Top of The input
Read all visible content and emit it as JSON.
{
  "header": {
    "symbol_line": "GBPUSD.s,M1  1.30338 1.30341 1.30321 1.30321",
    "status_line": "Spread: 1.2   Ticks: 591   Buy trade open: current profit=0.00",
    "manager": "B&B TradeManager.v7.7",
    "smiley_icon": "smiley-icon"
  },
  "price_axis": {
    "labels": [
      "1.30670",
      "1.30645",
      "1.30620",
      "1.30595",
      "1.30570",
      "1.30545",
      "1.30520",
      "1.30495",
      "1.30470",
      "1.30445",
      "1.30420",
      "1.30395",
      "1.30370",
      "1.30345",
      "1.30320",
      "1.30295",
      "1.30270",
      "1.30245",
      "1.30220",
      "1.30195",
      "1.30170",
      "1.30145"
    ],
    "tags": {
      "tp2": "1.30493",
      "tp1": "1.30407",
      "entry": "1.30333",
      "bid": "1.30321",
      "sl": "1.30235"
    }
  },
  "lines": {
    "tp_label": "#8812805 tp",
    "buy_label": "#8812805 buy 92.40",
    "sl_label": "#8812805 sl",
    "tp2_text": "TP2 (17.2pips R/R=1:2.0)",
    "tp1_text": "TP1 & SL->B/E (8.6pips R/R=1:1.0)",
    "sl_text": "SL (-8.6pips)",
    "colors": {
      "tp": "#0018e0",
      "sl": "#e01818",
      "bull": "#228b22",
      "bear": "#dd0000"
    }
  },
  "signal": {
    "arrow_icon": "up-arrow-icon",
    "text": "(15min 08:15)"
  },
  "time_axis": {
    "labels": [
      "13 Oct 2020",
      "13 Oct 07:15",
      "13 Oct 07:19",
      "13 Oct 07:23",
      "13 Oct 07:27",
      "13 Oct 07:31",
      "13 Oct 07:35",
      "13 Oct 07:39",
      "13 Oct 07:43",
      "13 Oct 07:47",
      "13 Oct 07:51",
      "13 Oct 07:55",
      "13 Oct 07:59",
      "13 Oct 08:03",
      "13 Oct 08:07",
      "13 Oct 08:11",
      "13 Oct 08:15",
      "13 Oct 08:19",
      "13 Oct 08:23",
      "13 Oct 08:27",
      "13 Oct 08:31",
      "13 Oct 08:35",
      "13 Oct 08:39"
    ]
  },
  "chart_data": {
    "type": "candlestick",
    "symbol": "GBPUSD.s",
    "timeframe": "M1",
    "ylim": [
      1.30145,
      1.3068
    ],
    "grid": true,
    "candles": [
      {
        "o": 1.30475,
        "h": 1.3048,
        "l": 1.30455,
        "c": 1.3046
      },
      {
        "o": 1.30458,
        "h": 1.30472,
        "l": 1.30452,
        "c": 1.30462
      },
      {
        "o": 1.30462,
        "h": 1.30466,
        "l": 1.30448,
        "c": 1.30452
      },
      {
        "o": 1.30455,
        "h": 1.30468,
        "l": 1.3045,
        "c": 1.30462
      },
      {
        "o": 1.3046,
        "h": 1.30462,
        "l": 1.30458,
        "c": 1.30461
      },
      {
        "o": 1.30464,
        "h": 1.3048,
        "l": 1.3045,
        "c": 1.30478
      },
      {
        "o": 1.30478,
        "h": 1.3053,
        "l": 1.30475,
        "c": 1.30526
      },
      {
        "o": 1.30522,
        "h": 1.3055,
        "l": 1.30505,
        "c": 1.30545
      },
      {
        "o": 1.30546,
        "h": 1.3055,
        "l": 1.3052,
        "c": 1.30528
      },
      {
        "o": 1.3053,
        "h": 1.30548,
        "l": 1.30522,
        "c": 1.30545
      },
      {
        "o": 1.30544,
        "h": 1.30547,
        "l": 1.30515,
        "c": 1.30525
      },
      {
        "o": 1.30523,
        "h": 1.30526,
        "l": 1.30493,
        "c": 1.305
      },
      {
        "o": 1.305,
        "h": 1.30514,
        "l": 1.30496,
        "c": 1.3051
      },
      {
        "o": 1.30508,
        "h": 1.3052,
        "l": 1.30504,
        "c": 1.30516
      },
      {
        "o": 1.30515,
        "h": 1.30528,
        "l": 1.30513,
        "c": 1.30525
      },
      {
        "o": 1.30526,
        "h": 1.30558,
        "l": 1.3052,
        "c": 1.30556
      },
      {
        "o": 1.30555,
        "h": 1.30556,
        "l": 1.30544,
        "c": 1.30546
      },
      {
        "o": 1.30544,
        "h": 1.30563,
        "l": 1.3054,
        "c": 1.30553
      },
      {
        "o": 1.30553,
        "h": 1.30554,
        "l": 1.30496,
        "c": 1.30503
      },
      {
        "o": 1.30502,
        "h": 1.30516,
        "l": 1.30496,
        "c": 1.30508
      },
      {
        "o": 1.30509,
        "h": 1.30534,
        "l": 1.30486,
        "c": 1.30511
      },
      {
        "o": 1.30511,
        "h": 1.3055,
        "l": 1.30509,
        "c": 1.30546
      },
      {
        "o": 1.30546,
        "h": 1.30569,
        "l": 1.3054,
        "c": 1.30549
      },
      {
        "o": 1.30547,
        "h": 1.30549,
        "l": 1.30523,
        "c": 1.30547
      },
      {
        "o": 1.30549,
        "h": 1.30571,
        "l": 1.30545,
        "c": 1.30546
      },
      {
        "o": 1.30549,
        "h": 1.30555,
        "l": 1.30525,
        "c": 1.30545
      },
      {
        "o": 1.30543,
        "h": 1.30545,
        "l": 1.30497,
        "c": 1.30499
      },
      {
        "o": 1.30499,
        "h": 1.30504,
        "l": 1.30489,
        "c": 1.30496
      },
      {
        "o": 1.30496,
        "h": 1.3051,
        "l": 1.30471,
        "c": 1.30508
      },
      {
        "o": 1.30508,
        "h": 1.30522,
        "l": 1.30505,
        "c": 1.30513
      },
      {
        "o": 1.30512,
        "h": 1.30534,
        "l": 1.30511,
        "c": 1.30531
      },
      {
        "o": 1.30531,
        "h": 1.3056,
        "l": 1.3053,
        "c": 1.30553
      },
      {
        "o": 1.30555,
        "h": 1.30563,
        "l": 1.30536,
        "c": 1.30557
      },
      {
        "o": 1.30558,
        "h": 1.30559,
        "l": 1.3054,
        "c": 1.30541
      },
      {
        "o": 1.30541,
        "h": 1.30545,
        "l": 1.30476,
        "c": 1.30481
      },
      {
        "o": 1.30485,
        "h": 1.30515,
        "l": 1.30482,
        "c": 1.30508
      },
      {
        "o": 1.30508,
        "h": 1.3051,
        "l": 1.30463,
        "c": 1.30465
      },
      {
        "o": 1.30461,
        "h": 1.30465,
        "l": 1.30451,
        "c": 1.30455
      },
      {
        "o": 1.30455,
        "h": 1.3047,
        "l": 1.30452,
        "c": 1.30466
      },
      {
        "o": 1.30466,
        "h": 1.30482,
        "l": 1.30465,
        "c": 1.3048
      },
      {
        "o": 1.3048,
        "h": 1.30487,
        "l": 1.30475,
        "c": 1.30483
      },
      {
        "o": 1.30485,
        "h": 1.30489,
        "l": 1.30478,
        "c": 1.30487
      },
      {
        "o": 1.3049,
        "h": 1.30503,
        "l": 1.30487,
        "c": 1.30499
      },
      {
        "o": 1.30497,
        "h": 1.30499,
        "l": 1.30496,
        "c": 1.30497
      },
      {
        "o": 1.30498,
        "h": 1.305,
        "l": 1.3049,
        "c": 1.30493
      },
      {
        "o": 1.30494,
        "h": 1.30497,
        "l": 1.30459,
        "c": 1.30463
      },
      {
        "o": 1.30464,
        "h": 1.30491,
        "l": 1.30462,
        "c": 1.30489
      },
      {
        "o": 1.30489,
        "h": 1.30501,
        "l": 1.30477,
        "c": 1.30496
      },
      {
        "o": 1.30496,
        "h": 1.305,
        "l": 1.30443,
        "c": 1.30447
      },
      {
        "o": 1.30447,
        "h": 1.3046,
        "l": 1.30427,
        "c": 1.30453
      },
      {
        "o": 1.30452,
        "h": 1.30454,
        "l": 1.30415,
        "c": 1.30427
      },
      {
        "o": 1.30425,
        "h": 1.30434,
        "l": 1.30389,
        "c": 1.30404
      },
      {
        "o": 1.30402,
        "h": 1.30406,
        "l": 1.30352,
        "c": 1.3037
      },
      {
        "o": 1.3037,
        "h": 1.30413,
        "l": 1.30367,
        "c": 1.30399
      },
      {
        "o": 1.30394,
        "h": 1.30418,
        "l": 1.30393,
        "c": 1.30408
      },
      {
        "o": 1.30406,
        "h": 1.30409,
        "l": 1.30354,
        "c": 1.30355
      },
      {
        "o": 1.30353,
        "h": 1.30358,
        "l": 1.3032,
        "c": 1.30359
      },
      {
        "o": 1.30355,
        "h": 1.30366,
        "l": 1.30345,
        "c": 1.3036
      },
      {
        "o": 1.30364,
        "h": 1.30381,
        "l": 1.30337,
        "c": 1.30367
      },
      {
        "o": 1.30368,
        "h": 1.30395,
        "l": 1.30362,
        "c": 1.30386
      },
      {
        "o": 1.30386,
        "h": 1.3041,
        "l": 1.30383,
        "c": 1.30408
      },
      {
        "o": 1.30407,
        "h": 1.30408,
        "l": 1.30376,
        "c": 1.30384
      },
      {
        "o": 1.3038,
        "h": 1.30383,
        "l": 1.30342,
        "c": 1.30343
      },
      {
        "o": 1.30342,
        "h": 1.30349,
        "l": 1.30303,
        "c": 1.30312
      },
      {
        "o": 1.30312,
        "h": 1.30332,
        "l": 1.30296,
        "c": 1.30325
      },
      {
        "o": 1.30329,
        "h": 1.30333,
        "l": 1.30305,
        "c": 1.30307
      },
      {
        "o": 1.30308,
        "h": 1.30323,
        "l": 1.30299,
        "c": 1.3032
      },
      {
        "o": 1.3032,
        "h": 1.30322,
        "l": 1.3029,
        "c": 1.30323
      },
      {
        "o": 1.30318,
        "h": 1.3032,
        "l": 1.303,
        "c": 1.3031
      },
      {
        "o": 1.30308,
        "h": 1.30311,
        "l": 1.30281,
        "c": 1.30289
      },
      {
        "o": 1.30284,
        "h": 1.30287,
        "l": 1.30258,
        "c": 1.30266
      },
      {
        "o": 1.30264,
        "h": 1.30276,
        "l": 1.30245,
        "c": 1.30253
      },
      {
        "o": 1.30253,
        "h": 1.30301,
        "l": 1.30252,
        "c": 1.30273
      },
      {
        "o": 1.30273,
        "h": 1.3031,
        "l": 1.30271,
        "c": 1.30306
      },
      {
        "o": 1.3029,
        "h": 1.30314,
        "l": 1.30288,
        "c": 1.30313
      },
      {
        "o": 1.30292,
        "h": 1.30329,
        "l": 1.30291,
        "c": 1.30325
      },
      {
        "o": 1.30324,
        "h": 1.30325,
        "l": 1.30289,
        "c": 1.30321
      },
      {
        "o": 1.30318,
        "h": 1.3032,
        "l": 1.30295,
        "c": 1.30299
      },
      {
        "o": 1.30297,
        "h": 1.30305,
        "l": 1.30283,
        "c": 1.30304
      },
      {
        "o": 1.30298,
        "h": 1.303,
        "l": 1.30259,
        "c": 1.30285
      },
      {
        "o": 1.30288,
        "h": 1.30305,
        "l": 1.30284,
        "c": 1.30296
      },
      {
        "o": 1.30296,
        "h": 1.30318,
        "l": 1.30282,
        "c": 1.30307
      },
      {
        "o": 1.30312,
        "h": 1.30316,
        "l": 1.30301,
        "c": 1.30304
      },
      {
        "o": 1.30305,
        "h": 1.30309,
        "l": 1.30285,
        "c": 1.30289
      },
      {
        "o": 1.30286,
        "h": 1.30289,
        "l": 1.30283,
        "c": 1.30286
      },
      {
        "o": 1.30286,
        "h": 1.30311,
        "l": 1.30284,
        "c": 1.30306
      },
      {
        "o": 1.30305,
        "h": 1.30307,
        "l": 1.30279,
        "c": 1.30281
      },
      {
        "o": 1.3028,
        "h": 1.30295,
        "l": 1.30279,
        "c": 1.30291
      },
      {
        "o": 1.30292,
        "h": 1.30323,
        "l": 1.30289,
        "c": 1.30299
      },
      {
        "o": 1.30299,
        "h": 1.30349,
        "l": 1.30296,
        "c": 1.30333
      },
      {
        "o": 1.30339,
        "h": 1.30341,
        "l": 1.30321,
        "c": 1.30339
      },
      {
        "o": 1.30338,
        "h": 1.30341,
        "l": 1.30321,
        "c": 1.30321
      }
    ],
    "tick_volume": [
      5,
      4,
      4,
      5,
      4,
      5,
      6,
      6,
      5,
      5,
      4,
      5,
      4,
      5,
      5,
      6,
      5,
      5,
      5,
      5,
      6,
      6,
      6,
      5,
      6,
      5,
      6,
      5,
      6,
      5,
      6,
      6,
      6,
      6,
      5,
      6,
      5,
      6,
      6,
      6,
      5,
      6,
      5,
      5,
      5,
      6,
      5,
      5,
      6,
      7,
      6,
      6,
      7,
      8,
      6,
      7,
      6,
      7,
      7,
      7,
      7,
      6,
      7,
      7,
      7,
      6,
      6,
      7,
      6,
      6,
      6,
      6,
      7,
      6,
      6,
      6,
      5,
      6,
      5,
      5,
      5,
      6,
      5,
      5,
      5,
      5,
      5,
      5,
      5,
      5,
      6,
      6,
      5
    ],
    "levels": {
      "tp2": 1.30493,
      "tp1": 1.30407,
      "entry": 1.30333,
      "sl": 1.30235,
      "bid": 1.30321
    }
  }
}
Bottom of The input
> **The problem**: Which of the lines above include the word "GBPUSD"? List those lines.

> **Response area**:
    "symbol_line": "GBPUSD.s,M1  1.30338 1.30341 1.30321 1.30321",
    "symbol": "GBPUSD.s",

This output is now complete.